Component data from apps and pages:
════

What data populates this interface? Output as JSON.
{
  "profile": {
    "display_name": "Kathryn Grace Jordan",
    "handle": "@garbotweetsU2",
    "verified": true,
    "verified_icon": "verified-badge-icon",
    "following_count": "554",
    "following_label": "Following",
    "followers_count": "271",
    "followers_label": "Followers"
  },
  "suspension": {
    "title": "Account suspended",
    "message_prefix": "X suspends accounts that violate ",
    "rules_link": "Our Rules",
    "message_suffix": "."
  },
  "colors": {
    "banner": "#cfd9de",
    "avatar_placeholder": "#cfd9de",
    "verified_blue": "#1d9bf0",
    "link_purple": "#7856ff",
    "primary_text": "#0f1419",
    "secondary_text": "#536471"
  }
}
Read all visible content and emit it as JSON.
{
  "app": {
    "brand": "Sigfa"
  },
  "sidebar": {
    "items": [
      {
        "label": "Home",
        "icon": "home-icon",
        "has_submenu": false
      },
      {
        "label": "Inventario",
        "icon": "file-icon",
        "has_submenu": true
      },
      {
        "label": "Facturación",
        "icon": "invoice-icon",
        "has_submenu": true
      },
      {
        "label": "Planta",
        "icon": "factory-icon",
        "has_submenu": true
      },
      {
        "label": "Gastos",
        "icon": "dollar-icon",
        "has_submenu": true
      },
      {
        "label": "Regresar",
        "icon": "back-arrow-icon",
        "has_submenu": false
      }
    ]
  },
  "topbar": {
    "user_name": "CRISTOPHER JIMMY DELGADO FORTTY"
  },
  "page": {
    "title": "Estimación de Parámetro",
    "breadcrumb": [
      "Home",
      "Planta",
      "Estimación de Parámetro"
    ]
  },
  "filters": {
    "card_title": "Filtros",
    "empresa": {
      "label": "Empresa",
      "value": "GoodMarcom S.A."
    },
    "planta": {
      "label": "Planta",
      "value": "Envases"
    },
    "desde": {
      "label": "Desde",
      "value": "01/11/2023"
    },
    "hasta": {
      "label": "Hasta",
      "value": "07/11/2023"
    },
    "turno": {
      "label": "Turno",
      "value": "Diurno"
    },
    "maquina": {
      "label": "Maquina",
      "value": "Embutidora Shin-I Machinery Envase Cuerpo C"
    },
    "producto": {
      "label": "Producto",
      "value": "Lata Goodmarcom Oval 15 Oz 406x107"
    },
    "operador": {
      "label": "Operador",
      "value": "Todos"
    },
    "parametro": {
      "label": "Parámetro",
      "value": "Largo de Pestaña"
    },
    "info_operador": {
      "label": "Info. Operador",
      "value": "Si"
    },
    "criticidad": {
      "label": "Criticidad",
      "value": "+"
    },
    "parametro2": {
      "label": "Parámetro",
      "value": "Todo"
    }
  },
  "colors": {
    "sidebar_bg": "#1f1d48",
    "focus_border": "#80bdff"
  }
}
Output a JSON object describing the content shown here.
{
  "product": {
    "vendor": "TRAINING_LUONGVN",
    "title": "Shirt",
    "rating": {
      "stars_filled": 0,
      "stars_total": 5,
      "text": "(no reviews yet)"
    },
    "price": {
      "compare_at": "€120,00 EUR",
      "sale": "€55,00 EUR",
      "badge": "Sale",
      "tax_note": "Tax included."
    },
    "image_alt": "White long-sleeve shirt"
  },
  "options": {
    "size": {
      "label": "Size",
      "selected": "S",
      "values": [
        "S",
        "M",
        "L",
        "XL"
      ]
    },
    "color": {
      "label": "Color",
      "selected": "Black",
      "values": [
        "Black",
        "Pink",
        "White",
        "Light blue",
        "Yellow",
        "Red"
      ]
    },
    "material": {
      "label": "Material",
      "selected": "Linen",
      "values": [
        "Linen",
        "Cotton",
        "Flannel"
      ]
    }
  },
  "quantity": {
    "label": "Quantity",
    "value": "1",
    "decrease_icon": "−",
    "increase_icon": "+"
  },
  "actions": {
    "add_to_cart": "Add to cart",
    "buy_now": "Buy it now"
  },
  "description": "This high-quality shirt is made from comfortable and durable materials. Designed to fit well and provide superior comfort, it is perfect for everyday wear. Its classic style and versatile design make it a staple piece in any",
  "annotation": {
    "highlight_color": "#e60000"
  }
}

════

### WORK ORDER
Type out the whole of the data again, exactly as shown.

### RESPONSE TO THIS TASK
What data populates this interface? Output as JSON.
{
  "profile": {
    "display_name": "Kathryn Grace Jordan",
    "handle": "@garbotweetsU2",
    "verified": true,
    "verified_icon": "verified-badge-icon",
    "following_count": "554",
    "following_label": "Following",
    "followers_count": "271",
    "followers_label": "Followers"
  },
  "suspension": {
    "title": "Account suspended",
    "message_prefix": "X suspends accounts that violate ",
    "rules_link": "Our Rules",
    "message_suffix": "."
  },
  "colors": {
    "banner": "#cfd9de",
    "avatar_placeholder": "#cfd9de",
    "verified_blue": "#1d9bf0",
    "link_purple": "#7856ff",
    "primary_text": "#0f1419",
    "secondary_text": "#536471"
  }
}
Read all visible content and emit it as JSON.
{
  "app": {
    "brand": "Sigfa"
  },
  "sidebar": {
    "items": [
      {
        "label": "Home",
        "icon": "home-icon",
        "has_submenu": false
      },
      {
        "label": "Inventario",
        "icon": "file-icon",
        "has_submenu": true
      },
      {
        "label": "Facturación",
        "icon": "invoice-icon",
        "has_submenu": true
      },
      {
        "label": "Planta",
        "icon": "factory-icon",
        "has_submenu": true
      },
      {
        "label": "Gastos",
        "icon": "dollar-icon",
        "has_submenu": true
      },
      {
        "label": "Regresar",
        "icon": "back-arrow-icon",
        "has_submenu": false
      }
    ]
  },
  "topbar": {
    "user_name": "CRISTOPHER JIMMY DELGADO FORTTY"
  },
  "page": {
    "title": "Estimación de Parámetro",
    "breadcrumb": [
      "Home",
      "Planta",
      "Estimación de Parámetro"
    ]
  },
  "filters": {
    "card_title": "Filtros",
    "empresa": {
      "label": "Empresa",
      "value": "GoodMarcom S.A."
    },
    "planta": {
      "label": "Planta",
      "value": "Envases"
    },
    "desde": {
      "label": "Desde",
      "value": "01/11/2023"
    },
    "hasta": {
      "label": "Hasta",
      "value": "07/11/2023"
    },
    "turno": {
      "label": "Turno",
      "value": "Diurno"
    },
    "maquina": {
      "label": "Maquina",
      "value": "Embutidora Shin-I Machinery Envase Cuerpo C"
    },
    "producto": {
      "label": "Producto",
      "value": "Lata Goodmarcom Oval 15 Oz 406x107"
    },
    "operador": {
      "label": "Operador",
      "value": "Todos"
    },
    "parametro": {
      "label": "Parámetro",
      "value": "Largo de Pestaña"
    },
    "info_operador": {
      "label": "Info. Operador",
      "value": "Si"
    },
    "criticidad": {
      "label": "Criticidad",
      "value": "+"
    },
    "parametro2": {
      "label": "Parámetro",
      "value": "Todo"
    }
  },
  "colors": {
    "sidebar_bg": "#1f1d48",
    "focus_border": "#80bdff"
  }
}
Output a JSON object describing the content shown here.
{
  "product": {
    "vendor": "TRAINING_LUONGVN",
    "title": "Shirt",
    "rating": {
      "stars_filled": 0,
      "stars_total": 5,
      "text": "(no reviews yet)"
    },
    "price": {
      "compare_at": "€120,00 EUR",
      "sale": "€55,00 EUR",
      "badge": "Sale",
      "tax_note": "Tax included."
    },
    "image_alt": "White long-sleeve shirt"
  },
  "options": {
    "size": {
      "label": "Size",
      "selected": "S",
      "values": [
        "S",
        "M",
        "L",
        "XL"
      ]
    },
    "color": {
      "label": "Color",
      "selected": "Black",
      "values": [
        "Black",
        "Pink",
        "White",
        "Light blue",
        "Yellow",
        "Red"
      ]
    },
    "material": {
      "label": "Material",
      "selected": "Linen",
      "values": [
        "Linen",
        "Cotton",
        "Flannel"
      ]
    }
  },
  "quantity": {
    "label": "Quantity",
    "value": "1",
    "decrease_icon": "−",
    "increase_icon": "+"
  },
  "actions": {
    "add_to_cart": "Add to cart",
    "buy_now": "Buy it now"
  },
  "description": "This high-quality shirt is made from comfortable and durable materials. Designed to fit well and provide superior comfort, it is perfect for everyday wear. Its classic style and versatile design make it a staple piece in any",
  "annotation": {
    "highlight_color": "#e60000"
  }
}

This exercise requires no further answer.